How to Survive the Winter With a Truck
Author: Alexi Rafferty
December 31, 2020
Winter kinda sucks, it's cold, it's snowy, temperatures are below zero for days, even weeks at a time. There are virtually no truck shows, the days are short, the nights are long, and most of us don't even wanna leave our houses for more than a few minutes at a time.
After all, why would you want to when it's literally so cold that a pot of boiling water will freeze before it hits the ground if you just throw it up in the air. With that being said, if you're as unlucky as we are here in Wisconsin, to live above the rust belt, you may be wondering what the best way to get your truck ready for winter might be.
Today, we're gonna be washing the salt of this one, to find out our top tips for winterizing your show truck. Regardless of where you live, if you need parts for your truck build, like wheels, tires, lift kits, bumpers, headlights, or taillights, all that good stuff you can find at customofsets.com.
Table of Contents
All right, let me break it down. So here's the secret sauce when it comes to prepping your truck for driving in the winter. First off, you're gonna wanna get yourself some fuel stabilizer. Now STA-BIL is my choice, but really any fuel stabilizer will do. Just go ahead, toss that in the fuel tank.
Next up, grab a couple of dryer sheets and stuff them in every nook and cranny of the truck, to help keep the mice out, and then after that, throw a cover on the truck, park at the shop, and head down to the Corner View's car lot, to pick up your winter beater, so you don't have to drive your show truck in the winter months.
That's it, psych, okay listen, so while Winter Daily will be the best way for you to maintain your show truck in the winter, we know that that's not always an option.
Getting right into it then, one of the biggest things that you can do for your truck during the colder months is to make sure you're up to date on all of your preventative maintenance.
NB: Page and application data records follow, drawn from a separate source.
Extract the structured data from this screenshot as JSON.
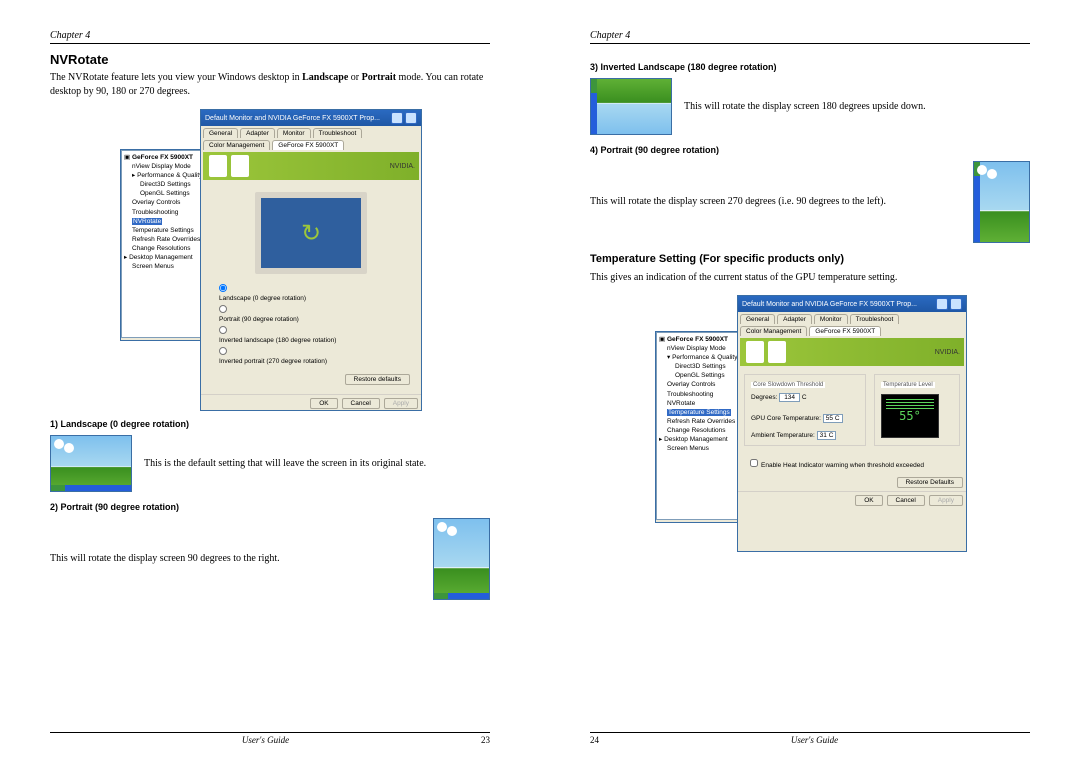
{
  "chapterLabel": "Chapter  4",
  "footerGuide": "User's Guide",
  "left": {
    "pageNum": "23",
    "h2": "NVRotate",
    "intro1a": "The NVRotate feature lets you view your Windows desktop in ",
    "intro1b": "Landscape",
    "intro1c": " or ",
    "intro2a": "Portrait",
    "intro2b": " mode. You can rotate desktop by 90, 180 or 270 degrees.",
    "winTitle": "Default Monitor and NVIDIA GeForce FX 5900XT Prop...",
    "tabs": {
      "general": "General",
      "adapter": "Adapter",
      "monitor": "Monitor",
      "troubleshoot": "Troubleshoot",
      "color": "Color Management",
      "gf": "GeForce FX 5900XT"
    },
    "nvLogo": "NVIDIA.",
    "tree": {
      "root": "GeForce FX 5900XT",
      "i1": "nView Display Mode",
      "i2": "Performance & Quality",
      "i3": "Direct3D Settings",
      "i4": "OpenGL Settings",
      "i5": "Overlay Controls",
      "i6": "Troubleshooting",
      "sel": "NVRotate",
      "i8": "Temperature Settings",
      "i9": "Refresh Rate Overrides",
      "i10": "Change Resolutions",
      "i11": "Desktop Management",
      "i12": "Screen Menus"
    },
    "radios": {
      "r1": "Landscape (0 degree rotation)",
      "r2": "Portrait (90 degree rotation)",
      "r3": "Inverted landscape (180 degree rotation)",
      "r4": "Inverted portrait (270 degree rotation)"
    },
    "restore": "Restore defaults",
    "ok": "OK",
    "cancel": "Cancel",
    "apply": "Apply",
    "sub1": "1)  Landscape (0 degree rotation)",
    "sub1txt": "This is the default setting that will leave the screen in its original state.",
    "sub2": "2)  Portrait (90 degree rotation)",
    "sub2txt": "This will rotate the display screen 90 degrees to the right."
  },
  "right": {
    "pageNum": "24",
    "sub3": "3)  Inverted Landscape (180 degree rotation)",
    "sub3txt": "This will rotate the display screen 180 degrees upside down.",
    "sub4": "4)  Portrait (90 degree rotation)",
    "sub4txt": "This will rotate the display screen 270 degrees (i.e. 90 degrees to the left).",
    "h3": "Temperature Setting (For specific products only)",
    "h3txt": "This gives an indication of the current status of the GPU temperature setting.",
    "winTitle": "Default Monitor and NVIDIA GeForce FX 5900XT Prop...",
    "tree": {
      "root": "GeForce FX 5900XT",
      "i1": "nView Display Mode",
      "i2": "Performance & Quality",
      "i3": "Direct3D Settings",
      "i4": "OpenGL Settings",
      "i5": "Overlay Controls",
      "i6": "Troubleshooting",
      "i7": "NVRotate",
      "sel": "Temperature Settings",
      "i9": "Refresh Rate Overrides",
      "i10": "Change Resolutions",
      "i11": "Desktop Management",
      "i12": "Screen Menus"
    },
    "panel": {
      "grp1": "Core Slowdown Threshold",
      "degLbl": "Degrees:",
      "degVal": "134",
      "degUnit": "C",
      "grp2": "Temperature Level",
      "gpuLbl": "GPU Core Temperature:",
      "gpuVal": "55 C",
      "ambLbl": "Ambient Temperature:",
      "ambVal": "31 C",
      "gauge": "55°",
      "heat": "Enable Heat Indicator warning when threshold exceeded",
      "restore": "Restore Defaults"
    }
  }
}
We're talking about things like doing a fresh oil change, swapping up the spark plugs if you have a gas truck, all of that good stuff.
On the flip side, if you have a diesel, verifying that your glow plugs actually work, kind of a big deal. There's absolutely nothing worse than going to start your diesel truck on a chilly Wisconsin morning, turning the key to cycle the glow plugs, and the truck not starting because your glow plugs didn't work and they didn't warm the block up enough to fire off.
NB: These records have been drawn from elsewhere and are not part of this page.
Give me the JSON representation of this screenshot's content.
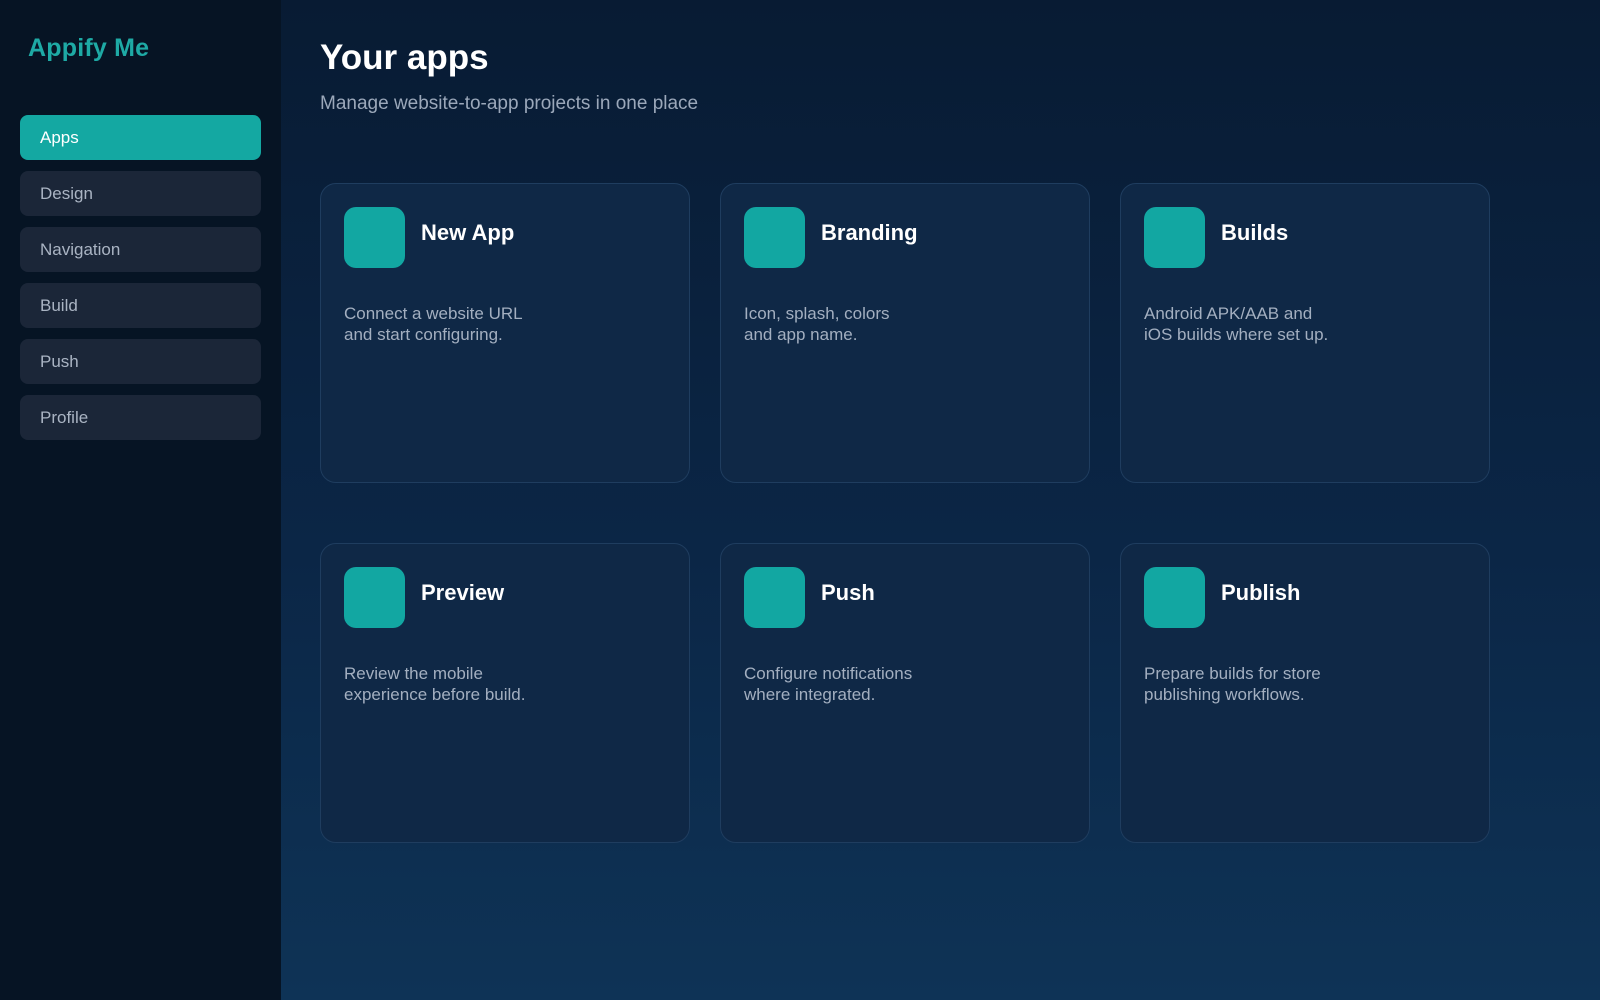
{
  "app": {
    "brand": "Appify Me"
  },
  "sidebar": {
    "items": [
      {
        "label": "Apps",
        "active": true
      },
      {
        "label": "Design",
        "active": false
      },
      {
        "label": "Navigation",
        "active": false
      },
      {
        "label": "Build",
        "active": false
      },
      {
        "label": "Push",
        "active": false
      },
      {
        "label": "Profile",
        "active": false
      }
    ]
  },
  "header": {
    "title": "Your apps",
    "subtitle": "Manage website-to-app projects in one place"
  },
  "cards": [
    {
      "title": "New App",
      "description": "Connect a website URL\nand start configuring."
    },
    {
      "title": "Branding",
      "description": "Icon, splash, colors\nand app name."
    },
    {
      "title": "Builds",
      "description": "Android APK/AAB and\niOS builds where set up."
    },
    {
      "title": "Preview",
      "description": "Review the mobile\nexperience before build."
    },
    {
      "title": "Push",
      "description": "Configure notifications\nwhere integrated."
    },
    {
      "title": "Publish",
      "description": "Prepare builds for store\npublishing workflows."
    }
  ],
  "colors": {
    "accent": "#14a8a2",
    "sidebar_bg": "#061424",
    "card_bg": "#0f2846"
  }
}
While we're on the topic, diesel guys. You probably already know this, but you're gonna wanna mix your fuel. Doesn't matter if you're blending it with Diesel 911, mixing number one and number two diesel fuels, the important thing is that you're doing something, to keep your diesel fuel from gelling up in the cold.
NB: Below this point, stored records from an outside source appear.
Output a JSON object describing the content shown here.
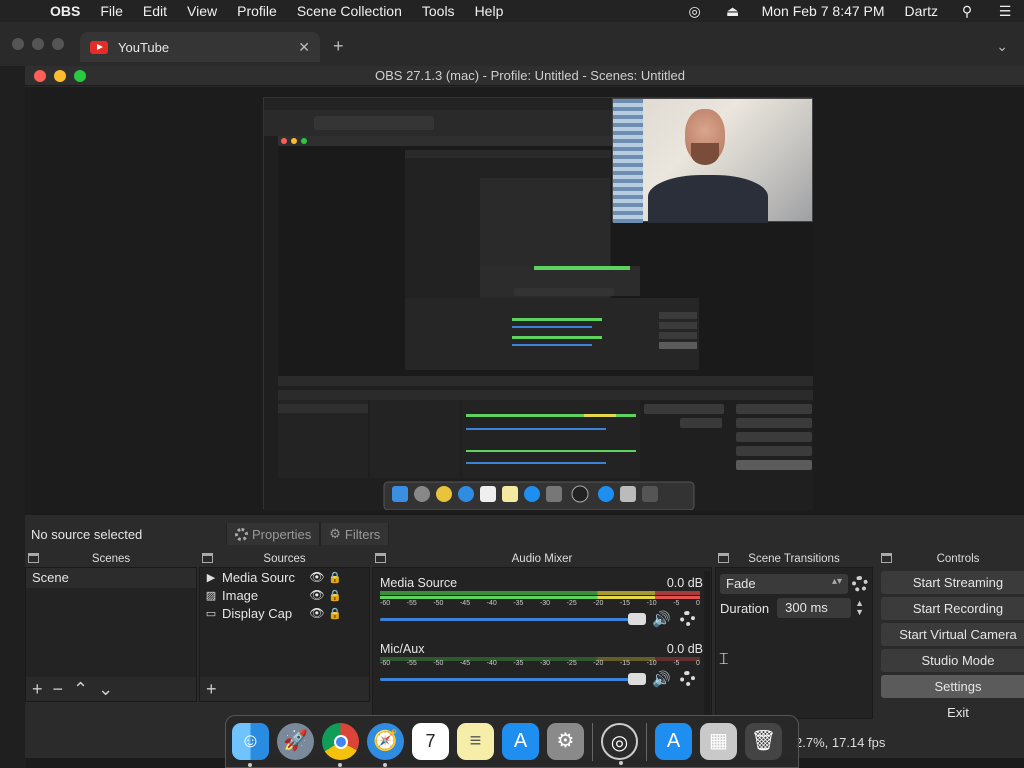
{
  "menubar": {
    "apple_icon": "apple-icon",
    "app_name": "OBS",
    "items": [
      "File",
      "Edit",
      "View",
      "Profile",
      "Scene Collection",
      "Tools",
      "Help"
    ],
    "datetime": "Mon Feb 7  8:47 PM",
    "user": "Dartz"
  },
  "browser": {
    "tab_title": "YouTube"
  },
  "obs": {
    "window_title": "OBS 27.1.3 (mac) - Profile: Untitled - Scenes: Untitled",
    "context_bar": {
      "no_source": "No source selected",
      "properties": "Properties",
      "filters": "Filters"
    },
    "docks": {
      "scenes": "Scenes",
      "sources": "Sources",
      "audio_mixer": "Audio Mixer",
      "scene_transitions": "Scene Transitions",
      "controls": "Controls"
    },
    "scenes": [
      "Scene"
    ],
    "sources": [
      {
        "name": "Media Sourc",
        "type_icon": "media-icon"
      },
      {
        "name": "Image",
        "type_icon": "image-icon"
      },
      {
        "name": "Display Cap",
        "type_icon": "display-icon"
      }
    ],
    "mixer": [
      {
        "name": "Media Source",
        "db": "0.0 dB",
        "volume": 1.0
      },
      {
        "name": "Mic/Aux",
        "db": "0.0 dB",
        "volume": 1.0
      }
    ],
    "meter_ticks": [
      "-60",
      "-55",
      "-50",
      "-45",
      "-40",
      "-35",
      "-30",
      "-25",
      "-20",
      "-15",
      "-10",
      "-5",
      "0"
    ],
    "transitions": {
      "selected": "Fade",
      "duration_label": "Duration",
      "duration_value": "300 ms"
    },
    "controls": [
      "Start Streaming",
      "Start Recording",
      "Start Virtual Camera",
      "Studio Mode",
      "Settings",
      "Exit"
    ],
    "status": "2.7%, 17.14 fps"
  },
  "dock_apps": [
    "Finder",
    "Launchpad",
    "Chrome",
    "Safari",
    "Calendar",
    "Notes",
    "App Store",
    "System Preferences",
    "OBS",
    "App Store",
    "Downloads",
    "Trash"
  ],
  "calendar_date": "7",
  "calendar_month": "FEB"
}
If you don't, you're gonna have to like take charcoals and slide them under the fuel tank, it's not fun.
While you're under the hood, there are a few other things you should take a look at it, as well. As small as it sounds, your windshield washer fluid can make a huge difference to a daily in the winter.
The bug blaster 9000 from your local gas station may be great for the summer months, but if it's not rated for colder temperatures, it's gonna freeze solid in the tank, the first time the mercury dips below the freezing line and you're gonna be straight up in for not a good time bro.
One of the worst things in winter driving is going to clean the roads, slash off your windshield, and bam, you have no washer fluid because it's a brick in the tank.
While you're in there, it is a good idea to take a peek at your coolant as well. Not only is it important to make sure you have enough coolant in the tank, but also make sure your coolant has the correct level of antifreeze.
Any local auto parts store should have a coolant tester available on the shelf, for just a couple of bucks, which will allow you to test how much antifreeze versus water is in your cooling system, ensuring that your coolant won't freeze when the temps dip.
Frozen coolant can be catastrophic to engines, oftentimes cracking cylinder heads, blowing out seals, and otherwise just generally wreaking havoc in your engine.
When it comes to grips and tires, your 14 wide mud grips may look great during the summer months but trust us when we say this, they're not an ideal choice for winter driving.
A super-wide tire acts in a lot of ways, like a ski or snowboard in the snow, meaning that rather than gripping and floating as they do in the mud, they often times just pack with snow and turn into a giant rolling pin wrapped around your wheel.
This, paired with the fact that salt is absolutely awful for chrome wheels, means that a dedicated winter wheel and tire set up, is probably a good idea.
If you're concerned about how your truck will look, you can maintain the tire height, but we do recommend a narrower tire, that will help slice through the snow easier, ultimately maintaining traction and keeping you safe during the winter months.
With all that being said, if you're absolutely 100% stuck on winter driving your chrome wheels, the best thing you can do to protect them, have them ceramic coated.
That’ll keep the salt, slush, and other road debris off of them, protecting the finish and ultimately keeping them looking good for years to come.
And last but certainly not least, you're gonna want a snow brush. And we're not talking like the little dollar store ones here, we're talking like the big, 36 inches, extendable snow brush, that you can use to brush the snow off your lifted truck's windshield.
Got any winter driving tips? Let us know down in the comment section below.